== Segment start ==
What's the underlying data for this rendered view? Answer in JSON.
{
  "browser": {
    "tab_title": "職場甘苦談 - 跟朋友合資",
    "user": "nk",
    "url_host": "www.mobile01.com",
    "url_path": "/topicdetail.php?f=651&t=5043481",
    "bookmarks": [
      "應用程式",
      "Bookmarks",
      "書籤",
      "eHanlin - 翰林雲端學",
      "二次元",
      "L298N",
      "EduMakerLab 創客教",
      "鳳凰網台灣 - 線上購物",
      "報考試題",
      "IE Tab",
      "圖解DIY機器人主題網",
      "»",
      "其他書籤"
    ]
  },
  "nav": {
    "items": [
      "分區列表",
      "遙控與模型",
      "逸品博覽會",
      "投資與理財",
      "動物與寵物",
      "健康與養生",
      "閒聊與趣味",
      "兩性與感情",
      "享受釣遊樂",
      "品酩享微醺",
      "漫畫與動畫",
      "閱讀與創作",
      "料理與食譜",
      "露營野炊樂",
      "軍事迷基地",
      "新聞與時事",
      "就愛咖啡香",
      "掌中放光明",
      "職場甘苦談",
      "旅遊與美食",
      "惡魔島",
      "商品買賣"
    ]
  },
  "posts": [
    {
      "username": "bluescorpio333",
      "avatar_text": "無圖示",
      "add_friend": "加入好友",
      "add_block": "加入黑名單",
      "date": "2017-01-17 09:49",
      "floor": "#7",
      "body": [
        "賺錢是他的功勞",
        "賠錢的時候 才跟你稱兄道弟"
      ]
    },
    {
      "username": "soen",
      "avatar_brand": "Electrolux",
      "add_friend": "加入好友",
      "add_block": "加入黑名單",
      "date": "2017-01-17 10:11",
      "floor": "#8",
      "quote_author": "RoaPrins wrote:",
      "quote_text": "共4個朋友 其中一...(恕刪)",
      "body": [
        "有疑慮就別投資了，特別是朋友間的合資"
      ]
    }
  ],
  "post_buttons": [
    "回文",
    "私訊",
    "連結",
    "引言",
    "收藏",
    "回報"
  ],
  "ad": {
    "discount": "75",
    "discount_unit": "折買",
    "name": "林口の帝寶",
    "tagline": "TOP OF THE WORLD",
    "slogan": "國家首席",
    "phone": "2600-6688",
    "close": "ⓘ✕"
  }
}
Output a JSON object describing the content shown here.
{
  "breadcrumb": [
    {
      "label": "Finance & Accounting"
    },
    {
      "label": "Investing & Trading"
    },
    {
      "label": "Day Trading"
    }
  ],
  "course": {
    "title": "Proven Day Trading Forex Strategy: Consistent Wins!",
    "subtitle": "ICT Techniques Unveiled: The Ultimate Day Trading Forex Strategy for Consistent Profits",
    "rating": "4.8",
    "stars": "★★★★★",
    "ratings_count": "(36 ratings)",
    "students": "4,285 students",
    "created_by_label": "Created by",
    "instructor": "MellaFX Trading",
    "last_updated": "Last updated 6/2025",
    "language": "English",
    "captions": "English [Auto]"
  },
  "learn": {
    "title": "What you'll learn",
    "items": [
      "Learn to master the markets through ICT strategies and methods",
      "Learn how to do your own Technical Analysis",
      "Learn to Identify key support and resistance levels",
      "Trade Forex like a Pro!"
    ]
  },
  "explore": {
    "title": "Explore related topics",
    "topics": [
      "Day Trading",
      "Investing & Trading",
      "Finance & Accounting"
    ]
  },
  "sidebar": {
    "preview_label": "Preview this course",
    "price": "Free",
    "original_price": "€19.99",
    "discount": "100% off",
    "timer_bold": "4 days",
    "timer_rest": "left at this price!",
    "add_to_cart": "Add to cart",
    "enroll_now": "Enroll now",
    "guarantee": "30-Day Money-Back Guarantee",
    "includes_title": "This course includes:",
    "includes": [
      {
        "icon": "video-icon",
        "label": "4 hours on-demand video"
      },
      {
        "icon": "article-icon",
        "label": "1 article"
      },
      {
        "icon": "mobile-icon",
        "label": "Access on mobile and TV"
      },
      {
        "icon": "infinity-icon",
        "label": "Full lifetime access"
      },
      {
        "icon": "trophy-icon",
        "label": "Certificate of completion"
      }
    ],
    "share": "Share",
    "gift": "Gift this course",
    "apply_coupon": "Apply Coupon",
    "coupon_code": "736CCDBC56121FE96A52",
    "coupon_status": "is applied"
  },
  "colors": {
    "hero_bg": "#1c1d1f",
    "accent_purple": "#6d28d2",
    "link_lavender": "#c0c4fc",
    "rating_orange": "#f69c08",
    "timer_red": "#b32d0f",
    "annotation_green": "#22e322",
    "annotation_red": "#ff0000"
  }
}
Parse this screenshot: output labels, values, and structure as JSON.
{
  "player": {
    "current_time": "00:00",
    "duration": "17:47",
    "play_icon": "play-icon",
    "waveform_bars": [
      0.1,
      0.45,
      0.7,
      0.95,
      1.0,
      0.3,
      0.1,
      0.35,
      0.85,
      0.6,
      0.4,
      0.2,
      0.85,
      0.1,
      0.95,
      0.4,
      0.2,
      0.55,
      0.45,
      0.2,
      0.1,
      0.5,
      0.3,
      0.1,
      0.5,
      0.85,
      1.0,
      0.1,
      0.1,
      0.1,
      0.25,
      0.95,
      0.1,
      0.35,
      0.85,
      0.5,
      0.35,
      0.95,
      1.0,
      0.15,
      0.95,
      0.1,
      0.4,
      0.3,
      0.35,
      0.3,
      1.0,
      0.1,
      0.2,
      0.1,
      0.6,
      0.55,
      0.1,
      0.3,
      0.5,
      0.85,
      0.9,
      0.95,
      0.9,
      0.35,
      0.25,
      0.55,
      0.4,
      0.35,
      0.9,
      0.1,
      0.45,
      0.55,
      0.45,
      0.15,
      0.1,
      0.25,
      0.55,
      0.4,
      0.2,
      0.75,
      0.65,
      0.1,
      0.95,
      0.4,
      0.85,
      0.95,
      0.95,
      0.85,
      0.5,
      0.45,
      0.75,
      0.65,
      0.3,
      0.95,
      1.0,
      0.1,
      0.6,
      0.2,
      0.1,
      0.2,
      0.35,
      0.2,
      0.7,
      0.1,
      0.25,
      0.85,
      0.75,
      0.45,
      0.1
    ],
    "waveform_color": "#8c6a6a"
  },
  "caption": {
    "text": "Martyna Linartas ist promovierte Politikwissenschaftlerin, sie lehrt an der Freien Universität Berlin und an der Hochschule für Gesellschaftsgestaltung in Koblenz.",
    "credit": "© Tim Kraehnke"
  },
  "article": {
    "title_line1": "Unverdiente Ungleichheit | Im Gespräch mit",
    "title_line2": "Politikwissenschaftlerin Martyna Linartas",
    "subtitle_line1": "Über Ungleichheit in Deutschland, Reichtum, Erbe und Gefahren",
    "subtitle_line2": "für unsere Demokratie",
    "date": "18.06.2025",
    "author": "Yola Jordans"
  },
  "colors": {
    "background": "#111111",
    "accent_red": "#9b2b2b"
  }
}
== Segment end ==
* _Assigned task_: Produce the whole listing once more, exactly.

* _Your response_:
What's the underlying data for this rendered view? Answer in JSON.
{
  "browser": {
    "tab_title": "職場甘苦談 - 跟朋友合資",
    "user": "nk",
    "url_host": "www.mobile01.com",
    "url_path": "/topicdetail.php?f=651&t=5043481",
    "bookmarks": [
      "應用程式",
      "Bookmarks",
      "書籤",
      "eHanlin - 翰林雲端學",
      "二次元",
      "L298N",
      "EduMakerLab 創客教",
      "鳳凰網台灣 - 線上購物",
      "報考試題",
      "IE Tab",
      "圖解DIY機器人主題網",
      "»",
      "其他書籤"
    ]
  },
  "nav": {
    "items": [
      "分區列表",
      "遙控與模型",
      "逸品博覽會",
      "投資與理財",
      "動物與寵物",
      "健康與養生",
      "閒聊與趣味",
      "兩性與感情",
      "享受釣遊樂",
      "品酩享微醺",
      "漫畫與動畫",
      "閱讀與創作",
      "料理與食譜",
      "露營野炊樂",
      "軍事迷基地",
      "新聞與時事",
      "就愛咖啡香",
      "掌中放光明",
      "職場甘苦談",
      "旅遊與美食",
      "惡魔島",
      "商品買賣"
    ]
  },
  "posts": [
    {
      "username": "bluescorpio333",
      "avatar_text": "無圖示",
      "add_friend": "加入好友",
      "add_block": "加入黑名單",
      "date": "2017-01-17 09:49",
      "floor": "#7",
      "body": [
        "賺錢是他的功勞",
        "賠錢的時候 才跟你稱兄道弟"
      ]
    },
    {
      "username": "soen",
      "avatar_brand": "Electrolux",
      "add_friend": "加入好友",
      "add_block": "加入黑名單",
      "date": "2017-01-17 10:11",
      "floor": "#8",
      "quote_author": "RoaPrins wrote:",
      "quote_text": "共4個朋友 其中一...(恕刪)",
      "body": [
        "有疑慮就別投資了，特別是朋友間的合資"
      ]
    }
  ],
  "post_buttons": [
    "回文",
    "私訊",
    "連結",
    "引言",
    "收藏",
    "回報"
  ],
  "ad": {
    "discount": "75",
    "discount_unit": "折買",
    "name": "林口の帝寶",
    "tagline": "TOP OF THE WORLD",
    "slogan": "國家首席",
    "phone": "2600-6688",
    "close": "ⓘ✕"
  }
}
Output a JSON object describing the content shown here.
{
  "breadcrumb": [
    {
      "label": "Finance & Accounting"
    },
    {
      "label": "Investing & Trading"
    },
    {
      "label": "Day Trading"
    }
  ],
  "course": {
    "title": "Proven Day Trading Forex Strategy: Consistent Wins!",
    "subtitle": "ICT Techniques Unveiled: The Ultimate Day Trading Forex Strategy for Consistent Profits",
    "rating": "4.8",
    "stars": "★★★★★",
    "ratings_count": "(36 ratings)",
    "students": "4,285 students",
    "created_by_label": "Created by",
    "instructor": "MellaFX Trading",
    "last_updated": "Last updated 6/2025",
    "language": "English",
    "captions": "English [Auto]"
  },
  "learn": {
    "title": "What you'll learn",
    "items": [
      "Learn to master the markets through ICT strategies and methods",
      "Learn how to do your own Technical Analysis",
      "Learn to Identify key support and resistance levels",
      "Trade Forex like a Pro!"
    ]
  },
  "explore": {
    "title": "Explore related topics",
    "topics": [
      "Day Trading",
      "Investing & Trading",
      "Finance & Accounting"
    ]
  },
  "sidebar": {
    "preview_label": "Preview this course",
    "price": "Free",
    "original_price": "€19.99",
    "discount": "100% off",
    "timer_bold": "4 days",
    "timer_rest": "left at this price!",
    "add_to_cart": "Add to cart",
    "enroll_now": "Enroll now",
    "guarantee": "30-Day Money-Back Guarantee",
    "includes_title": "This course includes:",
    "includes": [
      {
        "icon": "video-icon",
        "label": "4 hours on-demand video"
      },
      {
        "icon": "article-icon",
        "label": "1 article"
      },
      {
        "icon": "mobile-icon",
        "label": "Access on mobile and TV"
      },
      {
        "icon": "infinity-icon",
        "label": "Full lifetime access"
      },
      {
        "icon": "trophy-icon",
        "label": "Certificate of completion"
      }
    ],
    "share": "Share",
    "gift": "Gift this course",
    "apply_coupon": "Apply Coupon",
    "coupon_code": "736CCDBC56121FE96A52",
    "coupon_status": "is applied"
  },
  "colors": {
    "hero_bg": "#1c1d1f",
    "accent_purple": "#6d28d2",
    "link_lavender": "#c0c4fc",
    "rating_orange": "#f69c08",
    "timer_red": "#b32d0f",
    "annotation_green": "#22e322",
    "annotation_red": "#ff0000"
  }
}
Parse this screenshot: output labels, values, and structure as JSON.
{
  "player": {
    "current_time": "00:00",
    "duration": "17:47",
    "play_icon": "play-icon",
    "waveform_bars": [
      0.1,
      0.45,
      0.7,
      0.95,
      1.0,
      0.3,
      0.1,
      0.35,
      0.85,
      0.6,
      0.4,
      0.2,
      0.85,
      0.1,
      0.95,
      0.4,
      0.2,
      0.55,
      0.45,
      0.2,
      0.1,
      0.5,
      0.3,
      0.1,
      0.5,
      0.85,
      1.0,
      0.1,
      0.1,
      0.1,
      0.25,
      0.95,
      0.1,
      0.35,
      0.85,
      0.5,
      0.35,
      0.95,
      1.0,
      0.15,
      0.95,
      0.1,
      0.4,
      0.3,
      0.35,
      0.3,
      1.0,
      0.1,
      0.2,
      0.1,
      0.6,
      0.55,
      0.1,
      0.3,
      0.5,
      0.85,
      0.9,
      0.95,
      0.9,
      0.35,
      0.25,
      0.55,
      0.4,
      0.35,
      0.9,
      0.1,
      0.45,
      0.55,
      0.45,
      0.15,
      0.1,
      0.25,
      0.55,
      0.4,
      0.2,
      0.75,
      0.65,
      0.1,
      0.95,
      0.4,
      0.85,
      0.95,
      0.95,
      0.85,
      0.5,
      0.45,
      0.75,
      0.65,
      0.3,
      0.95,
      1.0,
      0.1,
      0.6,
      0.2,
      0.1,
      0.2,
      0.35,
      0.2,
      0.7,
      0.1,
      0.25,
      0.85,
      0.75,
      0.45,
      0.1
    ],
    "waveform_color": "#8c6a6a"
  },
  "caption": {
    "text": "Martyna Linartas ist promovierte Politikwissenschaftlerin, sie lehrt an der Freien Universität Berlin und an der Hochschule für Gesellschaftsgestaltung in Koblenz.",
    "credit": "© Tim Kraehnke"
  },
  "article": {
    "title_line1": "Unverdiente Ungleichheit | Im Gespräch mit",
    "title_line2": "Politikwissenschaftlerin Martyna Linartas",
    "subtitle_line1": "Über Ungleichheit in Deutschland, Reichtum, Erbe und Gefahren",
    "subtitle_line2": "für unsere Demokratie",
    "date": "18.06.2025",
    "author": "Yola Jordans"
  },
  "colors": {
    "background": "#111111",
    "accent_red": "#9b2b2b"
  }
}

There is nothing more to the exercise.